You can’t change your genes, but you can change your behavior. You can take steps to prevent disease, lower your risk, or find problems early when treatments work best.
Adopting a Healthy Attitude
By Julie Dreese
Knowing your family’s health history is an important component in maintaining a healthy lifestyle. If you know that Uncle George had a heart attack at 40 and your father did at 45, your doctor can help you assess your risk for heart disease. But what happens when you don’t know your biological family’s history?
For adopted children, it’s not easy — and sometimes it’s downright impossible — to construct a detailed family health history. Biological parents can disappear during the adoption process, family members may not be reputable sources and adoption agencies can only collect so much information. For decades, adoptees’ only course of action in adulthood was vigilance.

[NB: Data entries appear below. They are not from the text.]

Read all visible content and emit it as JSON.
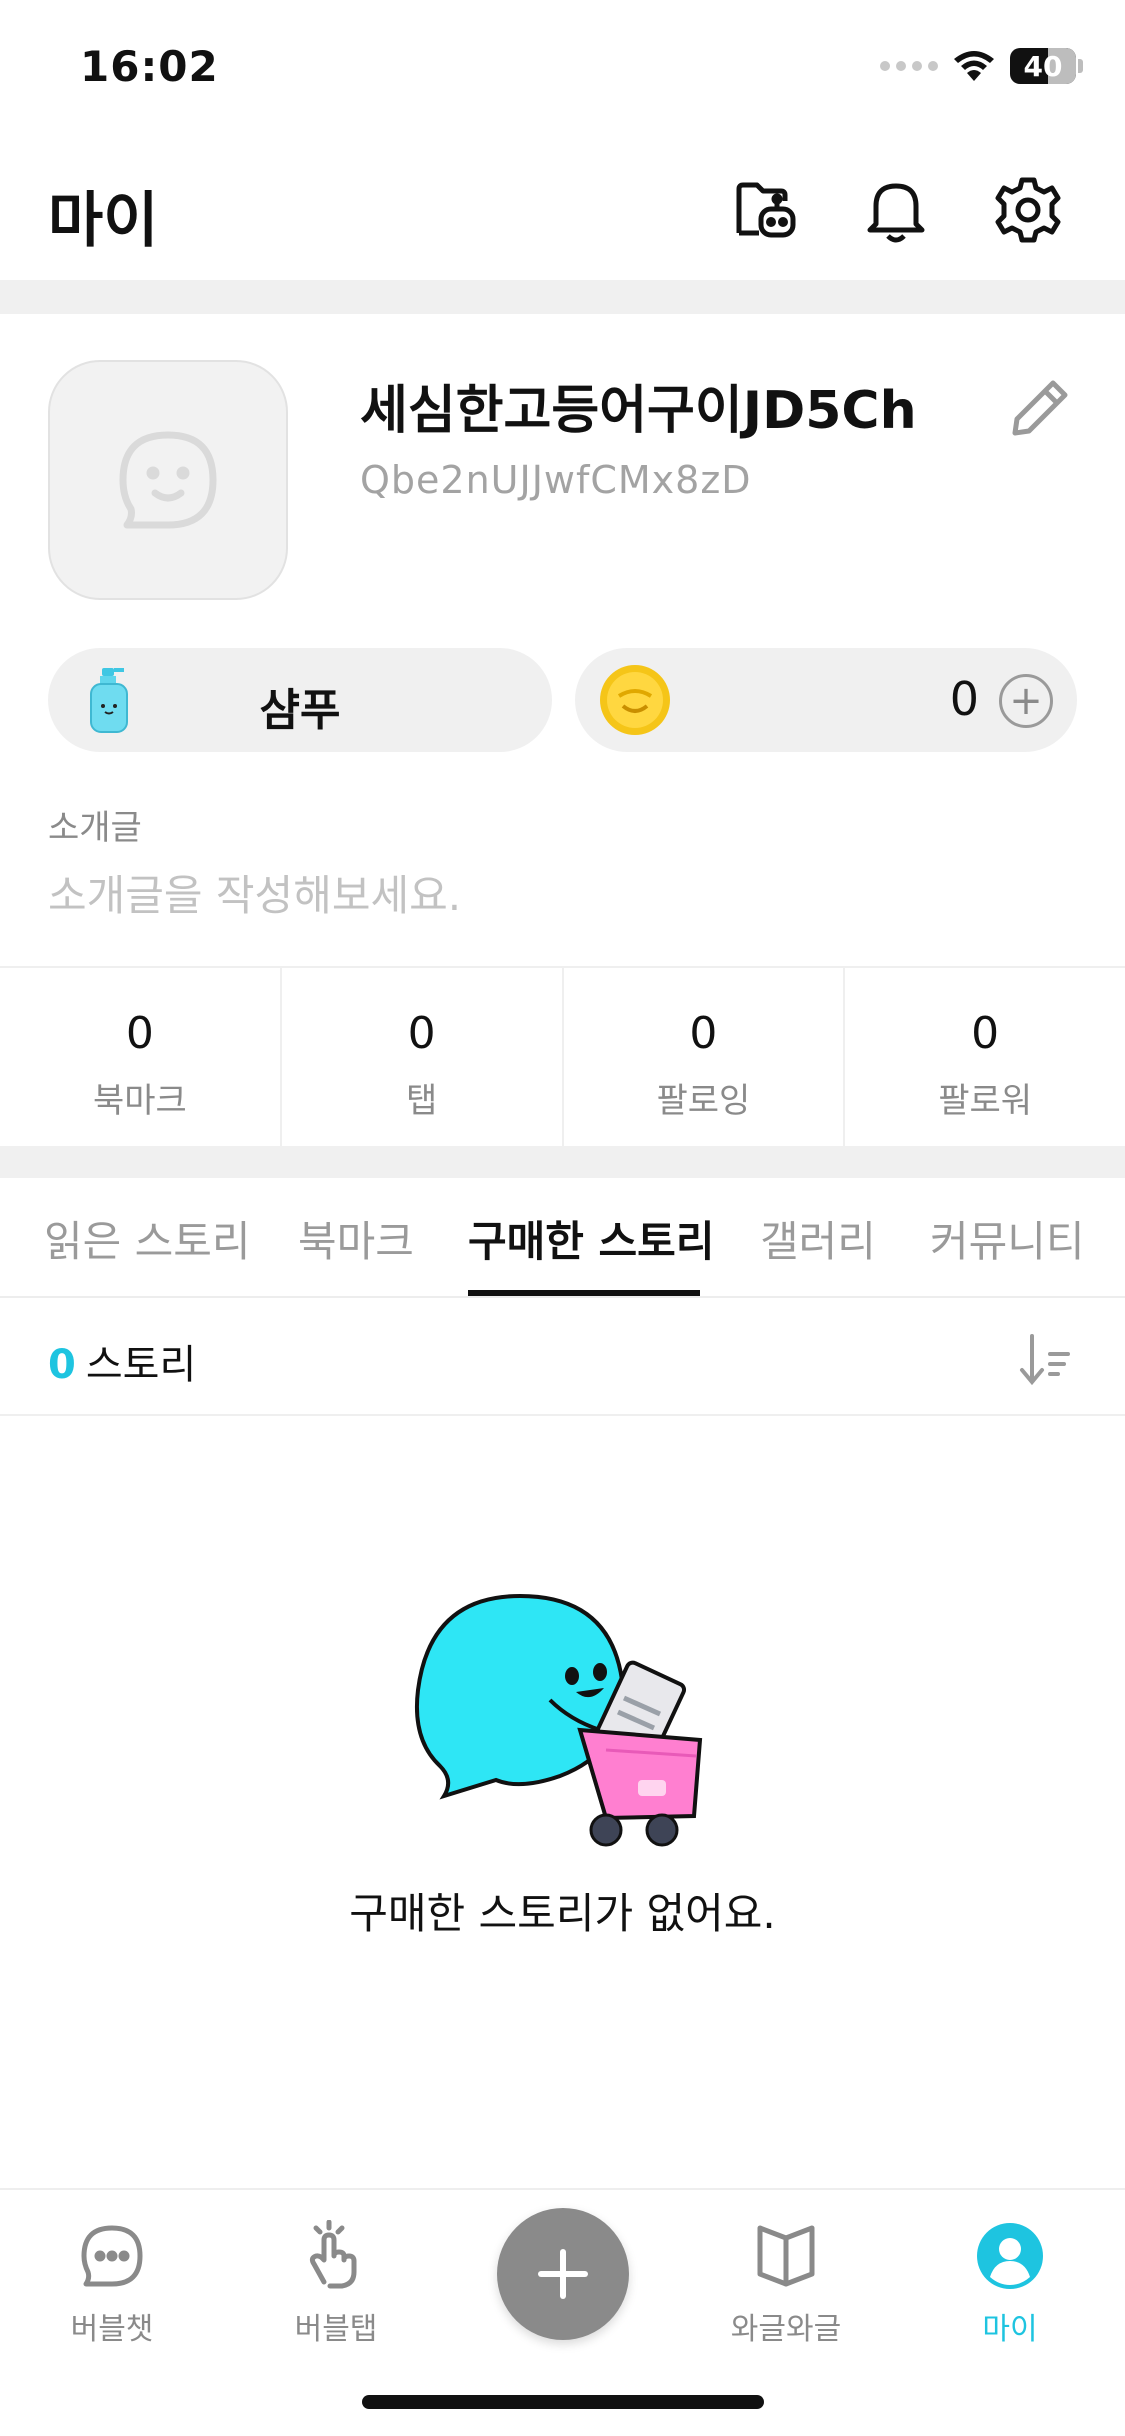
{
  "status_bar": {
    "time": "16:02",
    "battery": "40"
  },
  "header": {
    "title": "마이"
  },
  "profile": {
    "nickname": "세심한고등어구이JD5Ch",
    "user_id": "Qbe2nUJJwfCMx8zD",
    "item_label": "샴푸",
    "coin_count": "0",
    "intro_label": "소개글",
    "intro_placeholder": "소개글을 작성해보세요."
  },
  "stats": [
    {
      "value": "0",
      "label": "북마크"
    },
    {
      "value": "0",
      "label": "탭"
    },
    {
      "value": "0",
      "label": "팔로잉"
    },
    {
      "value": "0",
      "label": "팔로워"
    }
  ],
  "tabs": [
    {
      "label": "읽은 스토리"
    },
    {
      "label": "북마크"
    },
    {
      "label": "구매한 스토리",
      "active": true
    },
    {
      "label": "갤러리"
    },
    {
      "label": "커뮤니티"
    }
  ],
  "list": {
    "count": "0",
    "unit": "스토리"
  },
  "empty_state": {
    "message": "구매한 스토리가 없어요."
  },
  "bottom_nav": [
    {
      "label": "버블챗",
      "icon": "chat-bubble-icon"
    },
    {
      "label": "버블탭",
      "icon": "tap-hand-icon"
    },
    {
      "label": "와글와글",
      "icon": "open-book-icon"
    },
    {
      "label": "마이",
      "icon": "profile-icon",
      "active": true
    }
  ],
  "colors": {
    "accent": "#1ec4e0",
    "muted": "#8a8a8a",
    "fab": "#8a8a8a"
  }
}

Today, science is providing clearer answers to patients with questions. When you don’t have a family health history to go off of, many people turn to genetic screenings and genetic testing to give them a more complete picture of their health.
A carrier screening determines whether you have an asymptomatic gene mutation for an inherited disorder. In English that means the test results tell you whether or not you are carrying a gene mutation that could be turned on in your children. For a recessive disease to be produced, there have to be two changes in the gene. Carriers only have one change.
Some of the disorders a carrier screening can test for include:
- Cystic fibrosis
- Sickle cell disease
- Tay-Sachs disease
A predictive genetic test looks at genes to determine if you are carrying a change or mutation that is linked to a specific disease. These screenings help patients and doctors understand if there is an increased risk for inherited disorder. One of the most well-known predictive screenings is for the BRCA1 and BRCA2 genetic mutations that pose a significantly increased risk for breast cancer.
No doubt you’ll recall that earlier this year actress and humanitarian Angelina Jolie went public with her announcement that she tested positive for the BRCA1 mutation and subsequently had a double mastectomy to reduce her risk of developing breast cancer from 87-percent down to 5-percent.
When an individual shows symptoms of a particular genetic condition, a diagnostic genetic test will diagnose the condition and determine whether genetics played a role. With the genetic testing component, your doctors may be able to tailor your treatment plan to best suit your individual needs and it can spark a conversation with other family members who may be at risk for the same condition.
If you or a loved one was adopted, genetic testing may be a way to finally start putting together the puzzle pieces of your family health history. Talk to your doctor or a genetic counselor to find out if testing will help you.
Julie Dreese is a writer and obsessive health nut in central Pennsylvania. Read more of her work at www.juliedreese.wordpress.com.